By Roy Aguba
(Editor: This article first appeared in the September 25, 2013 Issue of Hospitality News Magazine, now Hospitality News Philippines, with the original title “Eliminating the gap: a re-engineering guide”. Driven by serious curiosity about employment issues in the industry such as job mismatch and hiring practices, Aguba, a professor at De La Salle Lipa College at the time of this publication, conducted a research that tried to answer how his students can be better equipped for employment and subsequent issues. He shares the findings in three series, with this piece being his last.)
(Updated- 03/25/2015) In my previous two articles, I shared the top qualities being sought by the HR managers and the gaps in school-taught skills and industry-demand skills. To culminate these writings, I would personally share some insights on the program interventions to improve hospitality skills. The re-engineering of the curricula must be centered in the following five learning guiding principles:
1. Enhance students’ specific skills sets relating to people.
Due to proliferation of graduates with weak people skills, the curriculum must focus intensively on enhancing this skill set. This can be made viable though on-site training with practical examination to develop specific skills that require demonstration and intensive hands-on experience toward certification such as TESDA NCII and English Fluency.
Digestive case analyses, together with comprehensive course exercises, can also be used to determine the student’s ability to apply knowledge in appropriate situations on analytical, problem- , and sound decision-making. Competitive hands-on project in an output- and skill-based curriculum, through course application such as organizing events, can be maximized to enhance technical proficiency. This can further develop skills related to guest relations, teamwork, public relations, and leadership.
Advanced personality development training with values integration in course requirement can explicitly enhance students’ soft skills that are significant in forming positive attitude, and practicing impressive work and professional ethics.
2. Create measurable training plan and modules.
Comprehensive and appropriate training plans and modules serve as the guide for education.
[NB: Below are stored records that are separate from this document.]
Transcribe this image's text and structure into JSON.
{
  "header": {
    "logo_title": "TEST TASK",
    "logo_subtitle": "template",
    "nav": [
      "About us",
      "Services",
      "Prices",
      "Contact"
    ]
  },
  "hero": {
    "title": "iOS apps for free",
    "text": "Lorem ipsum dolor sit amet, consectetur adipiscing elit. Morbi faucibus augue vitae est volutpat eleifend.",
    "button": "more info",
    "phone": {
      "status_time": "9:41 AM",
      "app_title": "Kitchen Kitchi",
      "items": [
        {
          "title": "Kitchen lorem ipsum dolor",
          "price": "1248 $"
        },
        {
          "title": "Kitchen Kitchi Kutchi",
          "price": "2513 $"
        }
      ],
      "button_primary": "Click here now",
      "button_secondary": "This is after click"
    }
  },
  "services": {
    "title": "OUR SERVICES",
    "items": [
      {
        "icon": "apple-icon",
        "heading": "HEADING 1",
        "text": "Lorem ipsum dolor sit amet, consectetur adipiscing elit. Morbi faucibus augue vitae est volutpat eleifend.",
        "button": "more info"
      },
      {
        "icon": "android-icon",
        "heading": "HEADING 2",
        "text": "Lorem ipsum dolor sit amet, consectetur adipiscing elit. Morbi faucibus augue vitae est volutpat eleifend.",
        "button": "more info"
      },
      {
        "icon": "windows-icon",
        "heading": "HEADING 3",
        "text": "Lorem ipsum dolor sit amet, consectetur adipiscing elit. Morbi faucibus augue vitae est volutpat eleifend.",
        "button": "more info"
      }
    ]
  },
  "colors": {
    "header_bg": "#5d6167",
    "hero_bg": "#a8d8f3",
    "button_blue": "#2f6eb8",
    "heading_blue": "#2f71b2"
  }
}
This is why lessening the gap between the quality of graduates and the demands of the workplace means consulting with industry practitioners in curriculum development and improvement must be considered. There are expected validated training courses, program, and curricula that are attuned to the industry trends, updates and requirements.
Practicum or on-the job training (OJT) duration must be be reviewed for a longer period of at least 600 hours with job rotation to strengthen the acquired hospitality important skills. In this period, the students are able to receive greater opportunities to enhance the skill sets through considerable experience in actual workforce.
3. Offer as many options for learning as possible.
Multiple modes to deliver instruction to students is another challenge among training institutions. Educational tours and seminars are the most accessible means used by an instructor aside from the common class lectures. Students are exposed to the industry and understand it, thus eliminating industry shock after graduation. Creating linkages and partnership with deluxe hotels in the Philippines and abroad can be considered by the academic institutions. These are feasible training venues to acquire skills related to some operations systems (e.g. reservations in the front office, point-of-sale system and the like) which were noted as identified skills gap.
School-based organizations and extra-curricular activities also provide students the opportunity to enhance skills of leadership, volunteerism, and cooperative team-building. A very surprising note given by the respondent in my study is the recommendation to consider community-based outreach program to further hone students’ positive attitude. This can allow students to take responsibility and define job as a personal commitment to success and deepened the graduates’ perception towards people and personal skills.
4. Provide a simulator or training site.
Simulator like school-run hotel laboratory with guests can provide a more extensive training similar to a real-life situation. Trainees’ decisions resulting in outcomes will mirror what would happen if the trainees were on the job. The essence is the students can acquire actual experience and can develop critical thinking ability through engaging in a more interactive approach of learning.
5. Employ competitive instructors and facilitators in response to the needs of the learners.
Higher education institutions can build credibility in handing down theories and principles related to hotel operations by employing qualified instructors and facilitators. Therefore, trainers and teachers must undergo further training, regular seminars, and immersion programs related to areas of their concentration. Practical knowledge pertaining to one skill or competency requirement of the trainers can strengthen the over-all learning experience of the students.
Curriculum is only a written course that serves as a guide to those who are involved but without proper execution and implementation, concerns on skills mismatching, incompetent graduates and unemployable human resource will remain a prevalent issue in the industry. The proposed plans in this article can guide schools to appropriately create set of courses which can little by little improve the quality of graduates we are producing.